But being in the American academy means never having to say you’re sorry—especially when you’ve managed to convince yourself that you constitute the party of moral rectitude. Thus the revisionists, in retreat after the collapse of communism in the late 1980s, have now returned with a vengeance to the mid-1940s, and specifically to the issue of why President Truman decided to use atomic weapons against Japan.
Revisionist historians of the Cold War had always been hostile to Truman’s decision in August 1945, which they believed had been motivated by ill-informed anti-communist bias: Hiroshima and Nagasaki being, in effect, warning shots across the Soviet bow. But this argument gained widespread public notoriety only last year, when word got out about how the National Air and Space Museum planned to exhibit the reconstructed fuselage of “Enola Gay,” the B-29 that dropped the first atomic bomb on Hiroshima.
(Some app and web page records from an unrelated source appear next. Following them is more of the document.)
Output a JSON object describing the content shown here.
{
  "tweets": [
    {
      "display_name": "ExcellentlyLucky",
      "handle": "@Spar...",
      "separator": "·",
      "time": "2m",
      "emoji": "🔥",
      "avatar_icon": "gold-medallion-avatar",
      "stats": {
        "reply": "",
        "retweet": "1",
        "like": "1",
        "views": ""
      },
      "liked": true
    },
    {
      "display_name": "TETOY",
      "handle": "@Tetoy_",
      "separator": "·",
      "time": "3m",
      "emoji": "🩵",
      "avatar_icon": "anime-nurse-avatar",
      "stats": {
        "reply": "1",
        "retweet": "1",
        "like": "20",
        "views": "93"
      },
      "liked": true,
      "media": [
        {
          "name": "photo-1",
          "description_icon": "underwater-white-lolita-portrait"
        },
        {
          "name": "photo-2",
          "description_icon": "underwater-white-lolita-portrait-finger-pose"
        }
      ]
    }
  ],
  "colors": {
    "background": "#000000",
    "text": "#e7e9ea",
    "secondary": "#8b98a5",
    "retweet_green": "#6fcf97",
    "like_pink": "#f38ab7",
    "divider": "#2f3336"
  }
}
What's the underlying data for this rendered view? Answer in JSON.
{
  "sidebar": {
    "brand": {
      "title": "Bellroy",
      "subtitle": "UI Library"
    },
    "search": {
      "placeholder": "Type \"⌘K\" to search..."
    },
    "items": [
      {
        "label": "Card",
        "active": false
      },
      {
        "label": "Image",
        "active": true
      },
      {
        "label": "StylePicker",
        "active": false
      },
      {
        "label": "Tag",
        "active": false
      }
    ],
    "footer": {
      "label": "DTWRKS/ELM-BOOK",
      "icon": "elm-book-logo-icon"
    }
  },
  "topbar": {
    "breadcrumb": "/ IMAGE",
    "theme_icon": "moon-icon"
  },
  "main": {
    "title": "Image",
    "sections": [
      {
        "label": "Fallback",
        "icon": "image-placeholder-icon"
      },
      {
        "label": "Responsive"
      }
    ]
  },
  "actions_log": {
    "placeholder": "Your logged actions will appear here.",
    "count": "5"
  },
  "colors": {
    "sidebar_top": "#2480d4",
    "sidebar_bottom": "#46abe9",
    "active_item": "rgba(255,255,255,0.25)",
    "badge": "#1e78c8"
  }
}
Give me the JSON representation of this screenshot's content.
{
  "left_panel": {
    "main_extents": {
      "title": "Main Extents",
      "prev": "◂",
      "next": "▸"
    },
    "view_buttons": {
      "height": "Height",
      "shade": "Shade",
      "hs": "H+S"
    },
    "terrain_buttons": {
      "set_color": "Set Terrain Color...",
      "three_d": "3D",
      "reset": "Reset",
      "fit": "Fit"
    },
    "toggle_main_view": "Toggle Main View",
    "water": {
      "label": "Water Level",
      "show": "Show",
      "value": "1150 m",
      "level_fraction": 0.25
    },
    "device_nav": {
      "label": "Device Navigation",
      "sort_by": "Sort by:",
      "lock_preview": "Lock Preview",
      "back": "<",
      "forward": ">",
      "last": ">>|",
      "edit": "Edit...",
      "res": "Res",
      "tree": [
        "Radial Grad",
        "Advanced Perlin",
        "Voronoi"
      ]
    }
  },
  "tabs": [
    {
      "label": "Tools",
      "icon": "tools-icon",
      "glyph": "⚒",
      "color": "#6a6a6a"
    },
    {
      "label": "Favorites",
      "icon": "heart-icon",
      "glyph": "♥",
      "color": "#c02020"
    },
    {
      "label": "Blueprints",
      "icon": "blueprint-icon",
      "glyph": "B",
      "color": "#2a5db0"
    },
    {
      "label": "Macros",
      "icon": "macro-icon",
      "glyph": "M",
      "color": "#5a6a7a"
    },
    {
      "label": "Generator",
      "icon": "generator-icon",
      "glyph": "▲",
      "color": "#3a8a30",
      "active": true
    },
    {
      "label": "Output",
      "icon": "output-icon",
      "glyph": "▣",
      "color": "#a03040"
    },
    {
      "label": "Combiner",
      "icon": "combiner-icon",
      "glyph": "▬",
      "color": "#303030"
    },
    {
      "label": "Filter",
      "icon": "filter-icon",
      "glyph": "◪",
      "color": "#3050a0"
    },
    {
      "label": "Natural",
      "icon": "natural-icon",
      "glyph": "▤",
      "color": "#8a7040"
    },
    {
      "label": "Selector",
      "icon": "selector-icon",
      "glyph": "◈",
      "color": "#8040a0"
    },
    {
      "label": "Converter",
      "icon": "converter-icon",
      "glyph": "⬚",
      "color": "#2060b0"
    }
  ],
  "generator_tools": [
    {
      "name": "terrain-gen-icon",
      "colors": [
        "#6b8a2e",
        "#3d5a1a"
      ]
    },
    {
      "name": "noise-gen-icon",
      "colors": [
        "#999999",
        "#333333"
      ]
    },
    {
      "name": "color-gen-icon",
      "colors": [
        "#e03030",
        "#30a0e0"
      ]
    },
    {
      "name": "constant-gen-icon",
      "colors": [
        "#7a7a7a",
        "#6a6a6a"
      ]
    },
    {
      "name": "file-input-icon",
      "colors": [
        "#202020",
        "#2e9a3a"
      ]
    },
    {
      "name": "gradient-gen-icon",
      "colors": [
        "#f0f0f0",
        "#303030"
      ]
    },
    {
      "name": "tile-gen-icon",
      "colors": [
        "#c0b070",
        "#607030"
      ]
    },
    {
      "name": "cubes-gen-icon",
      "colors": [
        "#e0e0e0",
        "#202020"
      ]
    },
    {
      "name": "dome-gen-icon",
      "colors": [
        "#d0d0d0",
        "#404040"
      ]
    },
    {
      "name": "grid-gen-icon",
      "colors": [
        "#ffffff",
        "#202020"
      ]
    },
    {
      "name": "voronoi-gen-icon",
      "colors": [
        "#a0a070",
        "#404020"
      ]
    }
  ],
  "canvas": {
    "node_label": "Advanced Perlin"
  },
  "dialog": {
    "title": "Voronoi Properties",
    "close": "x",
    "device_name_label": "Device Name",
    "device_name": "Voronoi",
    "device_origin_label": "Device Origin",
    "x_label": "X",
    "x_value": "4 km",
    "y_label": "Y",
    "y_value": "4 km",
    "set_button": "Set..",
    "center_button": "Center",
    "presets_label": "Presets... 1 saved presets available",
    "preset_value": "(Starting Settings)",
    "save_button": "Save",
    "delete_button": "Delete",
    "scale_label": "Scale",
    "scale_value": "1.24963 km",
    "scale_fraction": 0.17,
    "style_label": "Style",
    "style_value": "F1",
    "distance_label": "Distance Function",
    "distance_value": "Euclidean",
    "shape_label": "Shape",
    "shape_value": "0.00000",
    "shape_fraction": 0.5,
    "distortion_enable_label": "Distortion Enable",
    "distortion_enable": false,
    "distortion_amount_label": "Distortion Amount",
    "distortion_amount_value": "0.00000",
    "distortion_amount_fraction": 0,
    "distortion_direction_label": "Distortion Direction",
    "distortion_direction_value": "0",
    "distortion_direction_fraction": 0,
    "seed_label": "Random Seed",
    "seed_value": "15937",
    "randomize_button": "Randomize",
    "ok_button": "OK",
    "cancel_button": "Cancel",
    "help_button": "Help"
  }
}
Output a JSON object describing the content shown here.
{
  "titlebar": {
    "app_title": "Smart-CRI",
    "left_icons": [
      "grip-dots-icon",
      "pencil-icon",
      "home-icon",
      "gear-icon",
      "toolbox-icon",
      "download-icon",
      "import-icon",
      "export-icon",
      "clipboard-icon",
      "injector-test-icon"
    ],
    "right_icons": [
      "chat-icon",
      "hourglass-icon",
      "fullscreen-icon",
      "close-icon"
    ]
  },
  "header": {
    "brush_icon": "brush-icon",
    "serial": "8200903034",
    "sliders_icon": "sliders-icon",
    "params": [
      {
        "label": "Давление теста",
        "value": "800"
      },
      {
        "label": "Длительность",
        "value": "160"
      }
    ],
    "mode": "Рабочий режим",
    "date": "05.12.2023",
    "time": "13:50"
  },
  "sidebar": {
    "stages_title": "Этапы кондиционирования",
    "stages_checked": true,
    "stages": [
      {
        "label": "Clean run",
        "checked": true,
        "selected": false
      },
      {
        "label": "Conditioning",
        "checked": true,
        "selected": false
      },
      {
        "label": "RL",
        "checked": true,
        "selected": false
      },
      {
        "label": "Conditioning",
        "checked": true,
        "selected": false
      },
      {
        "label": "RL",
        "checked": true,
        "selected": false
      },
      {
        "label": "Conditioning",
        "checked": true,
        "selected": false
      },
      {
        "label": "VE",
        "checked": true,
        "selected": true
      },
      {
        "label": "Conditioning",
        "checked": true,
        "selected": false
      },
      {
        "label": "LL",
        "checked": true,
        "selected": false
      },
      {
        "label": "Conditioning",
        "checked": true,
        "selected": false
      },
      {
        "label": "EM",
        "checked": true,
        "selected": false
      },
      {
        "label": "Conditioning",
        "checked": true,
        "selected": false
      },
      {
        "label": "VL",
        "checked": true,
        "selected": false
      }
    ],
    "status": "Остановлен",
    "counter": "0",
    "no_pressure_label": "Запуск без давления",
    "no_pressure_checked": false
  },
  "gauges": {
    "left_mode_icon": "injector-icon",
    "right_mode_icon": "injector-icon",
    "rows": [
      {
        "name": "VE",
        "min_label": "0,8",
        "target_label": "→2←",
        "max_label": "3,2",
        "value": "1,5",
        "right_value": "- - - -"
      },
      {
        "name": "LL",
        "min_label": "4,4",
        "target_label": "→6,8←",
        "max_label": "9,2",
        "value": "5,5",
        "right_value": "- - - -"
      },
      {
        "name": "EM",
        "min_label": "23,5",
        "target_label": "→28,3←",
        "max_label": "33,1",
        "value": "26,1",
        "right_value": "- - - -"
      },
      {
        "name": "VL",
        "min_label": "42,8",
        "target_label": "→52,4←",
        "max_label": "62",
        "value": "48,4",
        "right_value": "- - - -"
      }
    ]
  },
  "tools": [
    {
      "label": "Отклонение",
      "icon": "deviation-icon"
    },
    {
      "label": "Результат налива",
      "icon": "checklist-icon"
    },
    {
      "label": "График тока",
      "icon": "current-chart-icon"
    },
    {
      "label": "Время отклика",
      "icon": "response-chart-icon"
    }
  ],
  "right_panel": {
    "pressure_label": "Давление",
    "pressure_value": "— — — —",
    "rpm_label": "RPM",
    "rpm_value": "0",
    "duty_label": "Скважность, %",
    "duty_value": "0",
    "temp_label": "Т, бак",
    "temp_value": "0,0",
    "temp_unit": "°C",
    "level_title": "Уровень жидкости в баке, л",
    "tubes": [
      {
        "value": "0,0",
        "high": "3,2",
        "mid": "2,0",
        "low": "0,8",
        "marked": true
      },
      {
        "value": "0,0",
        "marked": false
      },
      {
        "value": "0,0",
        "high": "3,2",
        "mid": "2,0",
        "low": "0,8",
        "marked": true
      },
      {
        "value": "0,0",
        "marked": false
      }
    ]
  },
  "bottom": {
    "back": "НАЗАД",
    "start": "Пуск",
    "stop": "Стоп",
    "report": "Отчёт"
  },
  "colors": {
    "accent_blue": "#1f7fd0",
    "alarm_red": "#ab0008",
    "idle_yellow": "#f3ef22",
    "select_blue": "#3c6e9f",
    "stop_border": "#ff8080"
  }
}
The original exhibit script was nothing less than a wholesale recasting of the standard history of World War II in the Pacific. Japan, far from being an aggressive power, was culturally, economically, politically, and militarily threatened by the United States, a racist country with hegemonic ambitions that was determined to prevent Japan’s rise as a Great Power. Japan’s actions throughout the 1930s—the invasion of China, the erection of the puppet state of Manchukuo, the vast expansion of the Imperial Navy, the stockpiling of war materiel, the fortification of a string of islands across the Pacific, the threats to Southeast Asia—all this was to be understood as a response to white colonialism and economic aggression. Thus World War II was, from the Japanese point of view, “a war to defend their unique culture against Western imperialism” (as the script put it). Even the kamikaze pilots got a good word in the original script: their suicide attacks on American warships were depicted as the acts of idealists.
In this context, the correct view of “Enola Gay” was to regard it with an opprobrium only slightly less comprehensive than that ascribed to the famous gates at Auschwitz, with their cynical slogan Arbeit Macht Frei (“Work Makes [You] Free”). The atomic bombing of Japan, wholly unnecessary from a military point of view, was an indefensible act, the culmination of an American war of vengeance, a murderous cocktail mixed of one part racist revenge and one part anti-communist hysteria. Harry Truman was little better than a war criminal. For not only did “Enola Gay” massacre thousands of innocent Japanese; it also set in motion the dynamics of the Cold War, which threatened the same fate for all mankind.
George Weigel is Distinguished Senior Fellow of the Ethics and Public Policy Center in Washington, D.C. and holds EPPC’s William E. Simon Chair in Catholic Studies.